I echo others' thanks for sharing your experience. It's very telling that the mission leadership was much more interested in manipulating you into staying than getting you help. I almost, sadly, expect that kind of behavior from mission leaders, based on your experience, mine and many others'. I am very sad though about the treatment from your mom. I do agree that any person who hasn't served a mission doesn't really understand the daily hell that it is. Chalk up mom's attitude to brainwashing and lack of first-hand experience.

You'll find a very supportive bunch here. I think telling your story is cathartic (for all of us)!

Re: My 8 month mission experience
pathist: I liked your post. I could related to you well about the hypocracy of the gung-ho wwf companion.

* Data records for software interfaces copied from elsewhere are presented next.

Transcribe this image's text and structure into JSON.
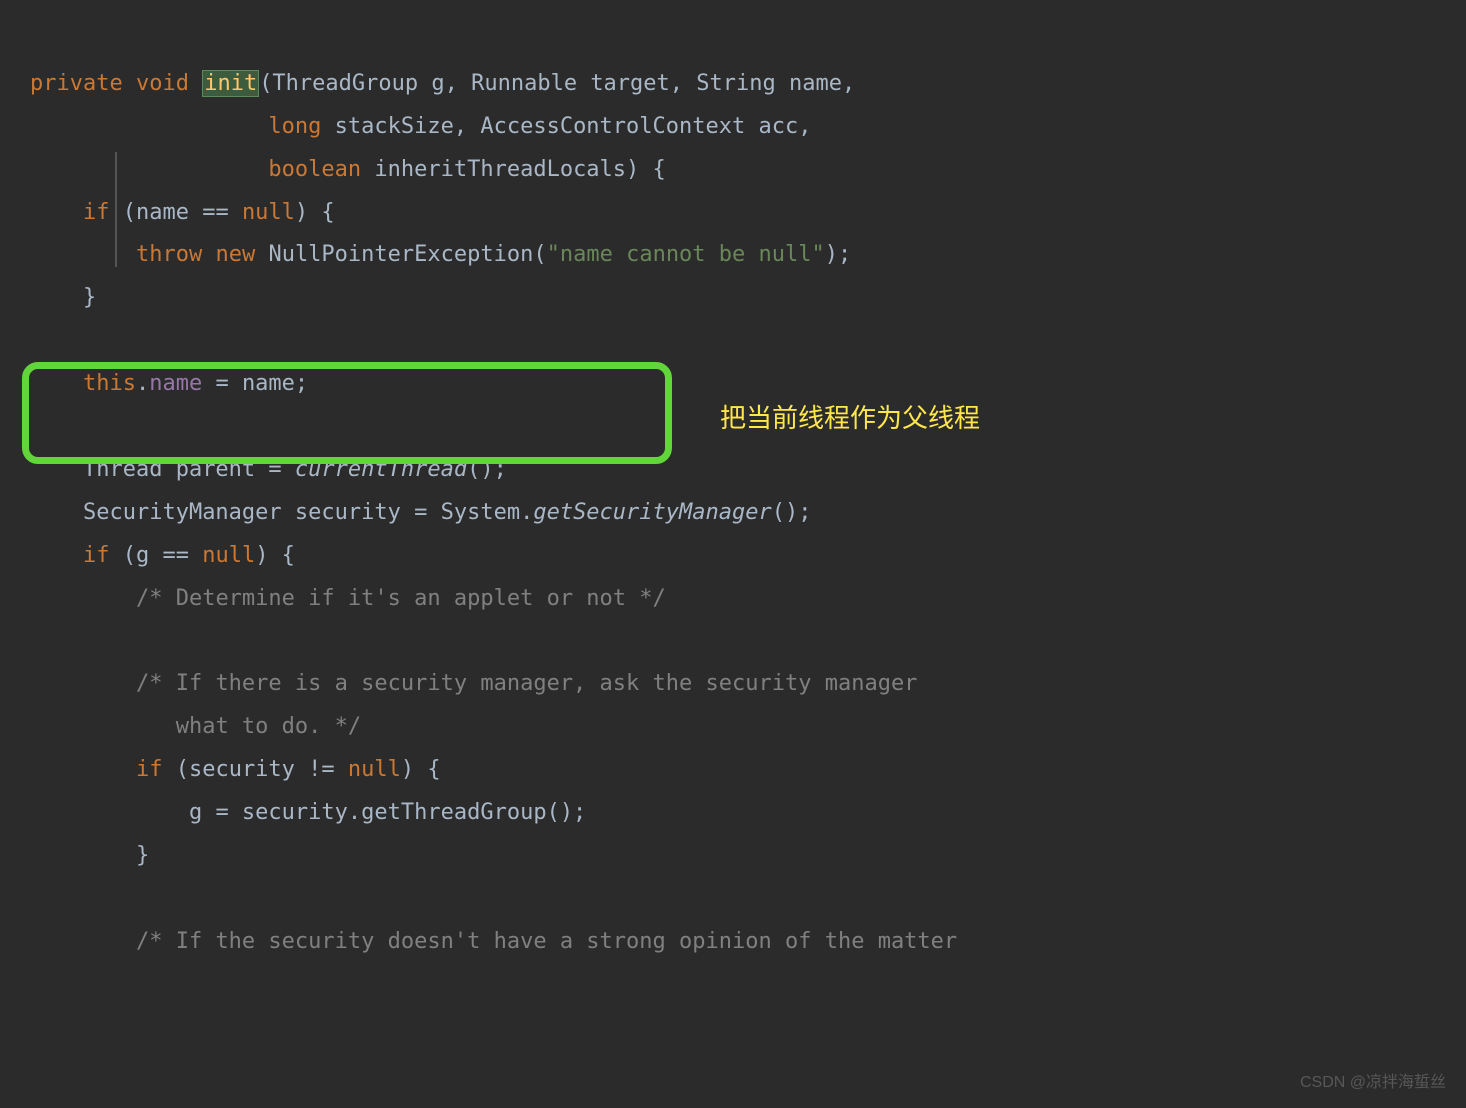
{
  "code": {
    "l1": {
      "kw1": "private",
      "kw2": "void",
      "method": "init",
      "sig1": "(ThreadGroup g, Runnable target, String name,"
    },
    "l2": {
      "kw": "long",
      "rest": " stackSize, AccessControlContext acc,"
    },
    "l3": {
      "kw": "boolean",
      "rest": " inheritThreadLocals) {"
    },
    "l4": {
      "kw": "if",
      "rest1": " (name == ",
      "null": "null",
      "rest2": ") {"
    },
    "l5": {
      "kw1": "throw",
      "kw2": "new",
      "rest1": " NullPointerException(",
      "str": "\"name cannot be null\"",
      "rest2": ");"
    },
    "l6": "}",
    "l8": {
      "kw": "this",
      "dot": ".",
      "field": "name",
      "rest": " = name;"
    },
    "l10": {
      "rest1": "Thread parent = ",
      "method": "currentThread",
      "rest2": "();"
    },
    "l11": {
      "rest1": "SecurityManager security = System.",
      "method": "getSecurityManager",
      "rest2": "();"
    },
    "l12": {
      "kw": "if",
      "rest1": " (g == ",
      "null": "null",
      "rest2": ") {"
    },
    "l13": "/* Determine if it's an applet or not */",
    "l15": "/* If there is a security manager, ask the security manager",
    "l16": "   what to do. */",
    "l17": {
      "kw": "if",
      "rest1": " (security != ",
      "null": "null",
      "rest2": ") {"
    },
    "l18": "g = security.getThreadGroup();",
    "l19": "}",
    "l21": "/* If the security doesn't have a strong opinion of the matter"
  },
  "annotation": "把当前线程作为父线程",
  "watermark": "CSDN @凉拌海蜇丝"
}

It seems as though there are always ppl in the church who feel its ok for them to not follow the rules but fall apart when their companion or others don't. When did god give these folks a free pass and why not you and me?

I worked with a guy recently who felt it was ok to play some poker, "a little 5 card stud" as he put it (and black jack and slots and craps and anything else you can do in Wendover or Las Vegas), but when I started learning the truth of the LDS church he was quick to point the finger at ME! Holy sh_t! I guess the guy missed the part about filthy lucre and the church's stance on gambling.

There are so many members like this, but also in other religions too. That is how I can see the invalidity of these religious clowns and their silly beliefs.

Re: My 8 month mission experience
Thanks for the eye-opener...

My take:

When the Kool Aid has been ingested, it makes one thirsty for more Kool Aid, because of the addictive nature of sugar.

The addiction requires more Kool Aid.

The behaviors of those around you are indicative of The Kool Aid Syndrome...

All the best to you, Pathist

Re: My 8 month mission experience
I cheer your bravery and living your truth in getting out of your Mission. Life is surely Greener on the other side of Mormondum.

Kudos to you, Pathist, for .......
....having the backbone to leave an abusive, crappy situation. I almost left a couple if times, but never quite had the balls to follow through.

I may be partially responsible for the (very likely illegal) policy of keeping passports at the mission HQ after bring "ratted out" for using my passport to travel to seven countries.

I vowed that my children would never feel any pressure to go on missions and none did! Our legacy can be to lift this silly pressure where possible

"Recovery from Mormonism -"